*Task to carry out*
Collect all lines containing the word "this" from the data.

[Dataset rows describing interfaces]
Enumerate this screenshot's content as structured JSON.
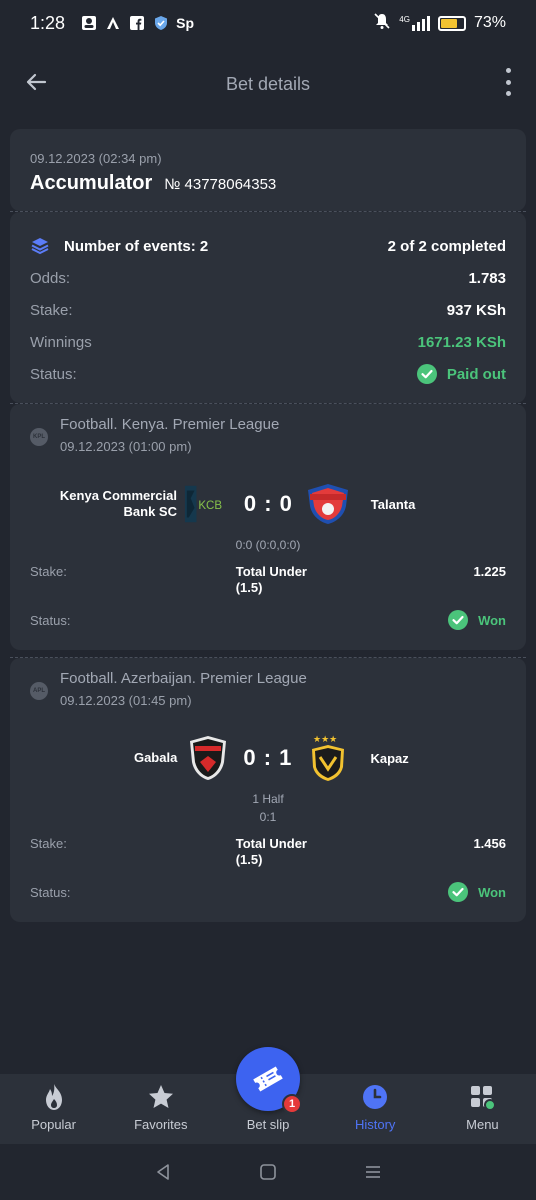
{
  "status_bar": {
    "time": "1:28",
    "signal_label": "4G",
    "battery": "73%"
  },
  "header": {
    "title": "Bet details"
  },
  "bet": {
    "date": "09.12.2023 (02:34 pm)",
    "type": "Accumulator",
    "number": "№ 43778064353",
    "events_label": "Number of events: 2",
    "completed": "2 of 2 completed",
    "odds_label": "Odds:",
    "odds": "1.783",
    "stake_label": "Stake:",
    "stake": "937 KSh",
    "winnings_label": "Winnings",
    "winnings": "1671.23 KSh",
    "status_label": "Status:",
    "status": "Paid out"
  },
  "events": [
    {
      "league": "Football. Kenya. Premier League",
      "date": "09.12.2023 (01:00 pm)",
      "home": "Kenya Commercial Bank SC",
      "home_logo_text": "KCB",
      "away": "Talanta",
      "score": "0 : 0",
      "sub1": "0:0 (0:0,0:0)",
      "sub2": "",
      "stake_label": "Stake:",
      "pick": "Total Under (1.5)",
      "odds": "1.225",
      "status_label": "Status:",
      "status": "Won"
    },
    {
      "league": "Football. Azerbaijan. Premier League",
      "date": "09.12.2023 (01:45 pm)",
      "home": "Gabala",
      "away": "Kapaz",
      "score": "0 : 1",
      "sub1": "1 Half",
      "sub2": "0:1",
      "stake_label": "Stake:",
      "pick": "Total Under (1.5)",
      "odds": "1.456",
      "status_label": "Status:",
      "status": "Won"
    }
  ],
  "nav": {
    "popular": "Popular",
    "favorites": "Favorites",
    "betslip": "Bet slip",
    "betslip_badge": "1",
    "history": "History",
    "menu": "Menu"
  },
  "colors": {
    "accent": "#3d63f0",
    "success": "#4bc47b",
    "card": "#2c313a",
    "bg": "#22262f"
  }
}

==

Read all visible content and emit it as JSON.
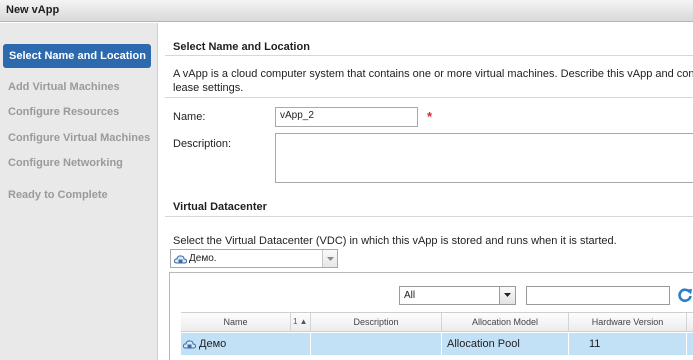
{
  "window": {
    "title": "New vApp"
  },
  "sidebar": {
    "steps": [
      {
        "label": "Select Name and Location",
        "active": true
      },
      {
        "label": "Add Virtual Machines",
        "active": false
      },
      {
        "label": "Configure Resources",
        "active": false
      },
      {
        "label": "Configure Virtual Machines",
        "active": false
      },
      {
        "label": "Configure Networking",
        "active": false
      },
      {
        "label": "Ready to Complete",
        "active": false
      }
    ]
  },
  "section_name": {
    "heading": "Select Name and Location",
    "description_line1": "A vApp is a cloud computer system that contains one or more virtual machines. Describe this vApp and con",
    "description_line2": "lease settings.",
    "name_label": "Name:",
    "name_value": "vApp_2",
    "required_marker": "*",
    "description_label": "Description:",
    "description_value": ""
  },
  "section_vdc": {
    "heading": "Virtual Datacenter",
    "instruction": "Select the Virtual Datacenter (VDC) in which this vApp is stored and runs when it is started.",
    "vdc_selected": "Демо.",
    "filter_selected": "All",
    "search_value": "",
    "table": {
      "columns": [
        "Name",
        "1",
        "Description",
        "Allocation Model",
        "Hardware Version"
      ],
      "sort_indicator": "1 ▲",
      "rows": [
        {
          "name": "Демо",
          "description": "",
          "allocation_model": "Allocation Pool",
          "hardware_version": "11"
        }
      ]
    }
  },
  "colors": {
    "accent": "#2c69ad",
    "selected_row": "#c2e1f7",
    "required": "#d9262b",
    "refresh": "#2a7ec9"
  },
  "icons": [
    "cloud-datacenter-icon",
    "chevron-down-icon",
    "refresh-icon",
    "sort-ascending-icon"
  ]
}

*Your solution*
Enumerate this screenshot's content as structured JSON.
    "description_line1": "A vApp is a cloud computer system that contains one or more virtual machines. Describe this vApp and con",
    "instruction": "Select the Virtual Datacenter (VDC) in which this vApp is stored and runs when it is started.",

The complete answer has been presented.